Supplied information ->
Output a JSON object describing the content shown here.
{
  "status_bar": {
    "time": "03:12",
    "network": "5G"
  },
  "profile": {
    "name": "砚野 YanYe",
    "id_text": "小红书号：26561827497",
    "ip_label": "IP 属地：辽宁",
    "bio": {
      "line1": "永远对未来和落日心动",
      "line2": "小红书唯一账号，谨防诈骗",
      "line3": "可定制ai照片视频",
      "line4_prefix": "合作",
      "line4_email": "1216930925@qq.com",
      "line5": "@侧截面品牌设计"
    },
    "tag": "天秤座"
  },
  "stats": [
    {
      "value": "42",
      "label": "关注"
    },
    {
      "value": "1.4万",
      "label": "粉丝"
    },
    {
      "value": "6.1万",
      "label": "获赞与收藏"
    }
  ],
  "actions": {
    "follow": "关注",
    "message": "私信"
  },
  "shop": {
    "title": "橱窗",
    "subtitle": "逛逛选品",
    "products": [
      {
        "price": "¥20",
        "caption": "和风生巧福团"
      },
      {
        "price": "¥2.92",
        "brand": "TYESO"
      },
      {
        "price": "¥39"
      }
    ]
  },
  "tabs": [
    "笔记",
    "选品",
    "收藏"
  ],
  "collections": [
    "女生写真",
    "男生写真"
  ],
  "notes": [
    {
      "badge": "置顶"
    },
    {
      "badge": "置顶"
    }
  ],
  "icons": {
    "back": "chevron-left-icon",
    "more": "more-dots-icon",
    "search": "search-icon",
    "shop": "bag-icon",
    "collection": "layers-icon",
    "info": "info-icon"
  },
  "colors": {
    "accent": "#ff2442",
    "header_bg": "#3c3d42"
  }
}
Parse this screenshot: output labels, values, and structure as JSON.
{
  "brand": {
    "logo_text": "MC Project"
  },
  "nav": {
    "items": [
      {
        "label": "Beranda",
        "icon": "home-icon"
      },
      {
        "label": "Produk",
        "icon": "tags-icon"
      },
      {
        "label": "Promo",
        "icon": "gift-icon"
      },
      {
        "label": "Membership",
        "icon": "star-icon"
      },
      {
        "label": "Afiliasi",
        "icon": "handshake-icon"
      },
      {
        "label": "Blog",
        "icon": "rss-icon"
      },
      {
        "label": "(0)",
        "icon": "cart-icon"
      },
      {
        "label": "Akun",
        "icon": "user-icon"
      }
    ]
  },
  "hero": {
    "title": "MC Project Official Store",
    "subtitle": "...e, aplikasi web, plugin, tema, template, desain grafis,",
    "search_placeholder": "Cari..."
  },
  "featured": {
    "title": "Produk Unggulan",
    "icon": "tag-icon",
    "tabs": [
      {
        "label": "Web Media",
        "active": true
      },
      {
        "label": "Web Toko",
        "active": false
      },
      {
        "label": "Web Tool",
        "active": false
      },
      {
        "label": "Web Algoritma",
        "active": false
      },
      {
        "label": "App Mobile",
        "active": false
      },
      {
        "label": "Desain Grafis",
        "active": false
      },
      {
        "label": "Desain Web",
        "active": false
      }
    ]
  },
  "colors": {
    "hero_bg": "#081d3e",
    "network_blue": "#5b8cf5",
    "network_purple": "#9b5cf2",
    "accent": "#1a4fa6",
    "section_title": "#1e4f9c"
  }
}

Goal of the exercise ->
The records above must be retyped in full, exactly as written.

Result for this exercise ->
Output a JSON object describing the content shown here.
{
  "status_bar": {
    "time": "03:12",
    "network": "5G"
  },
  "profile": {
    "name": "砚野 YanYe",
    "id_text": "小红书号：26561827497",
    "ip_label": "IP 属地：辽宁",
    "bio": {
      "line1": "永远对未来和落日心动",
      "line2": "小红书唯一账号，谨防诈骗",
      "line3": "可定制ai照片视频",
      "line4_prefix": "合作",
      "line4_email": "1216930925@qq.com",
      "line5": "@侧截面品牌设计"
    },
    "tag": "天秤座"
  },
  "stats": [
    {
      "value": "42",
      "label": "关注"
    },
    {
      "value": "1.4万",
      "label": "粉丝"
    },
    {
      "value": "6.1万",
      "label": "获赞与收藏"
    }
  ],
  "actions": {
    "follow": "关注",
    "message": "私信"
  },
  "shop": {
    "title": "橱窗",
    "subtitle": "逛逛选品",
    "products": [
      {
        "price": "¥20",
        "caption": "和风生巧福团"
      },
      {
        "price": "¥2.92",
        "brand": "TYESO"
      },
      {
        "price": "¥39"
      }
    ]
  },
  "tabs": [
    "笔记",
    "选品",
    "收藏"
  ],
  "collections": [
    "女生写真",
    "男生写真"
  ],
  "notes": [
    {
      "badge": "置顶"
    },
    {
      "badge": "置顶"
    }
  ],
  "icons": {
    "back": "chevron-left-icon",
    "more": "more-dots-icon",
    "search": "search-icon",
    "shop": "bag-icon",
    "collection": "layers-icon",
    "info": "info-icon"
  },
  "colors": {
    "accent": "#ff2442",
    "header_bg": "#3c3d42"
  }
}
Parse this screenshot: output labels, values, and structure as JSON.
{
  "brand": {
    "logo_text": "MC Project"
  },
  "nav": {
    "items": [
      {
        "label": "Beranda",
        "icon": "home-icon"
      },
      {
        "label": "Produk",
        "icon": "tags-icon"
      },
      {
        "label": "Promo",
        "icon": "gift-icon"
      },
      {
        "label": "Membership",
        "icon": "star-icon"
      },
      {
        "label": "Afiliasi",
        "icon": "handshake-icon"
      },
      {
        "label": "Blog",
        "icon": "rss-icon"
      },
      {
        "label": "(0)",
        "icon": "cart-icon"
      },
      {
        "label": "Akun",
        "icon": "user-icon"
      }
    ]
  },
  "hero": {
    "title": "MC Project Official Store",
    "subtitle": "...e, aplikasi web, plugin, tema, template, desain grafis,",
    "search_placeholder": "Cari..."
  },
  "featured": {
    "title": "Produk Unggulan",
    "icon": "tag-icon",
    "tabs": [
      {
        "label": "Web Media",
        "active": true
      },
      {
        "label": "Web Toko",
        "active": false
      },
      {
        "label": "Web Tool",
        "active": false
      },
      {
        "label": "Web Algoritma",
        "active": false
      },
      {
        "label": "App Mobile",
        "active": false
      },
      {
        "label": "Desain Grafis",
        "active": false
      },
      {
        "label": "Desain Web",
        "active": false
      }
    ]
  },
  "colors": {
    "hero_bg": "#081d3e",
    "network_blue": "#5b8cf5",
    "network_purple": "#9b5cf2",
    "accent": "#1a4fa6",
    "section_title": "#1e4f9c"
  }
}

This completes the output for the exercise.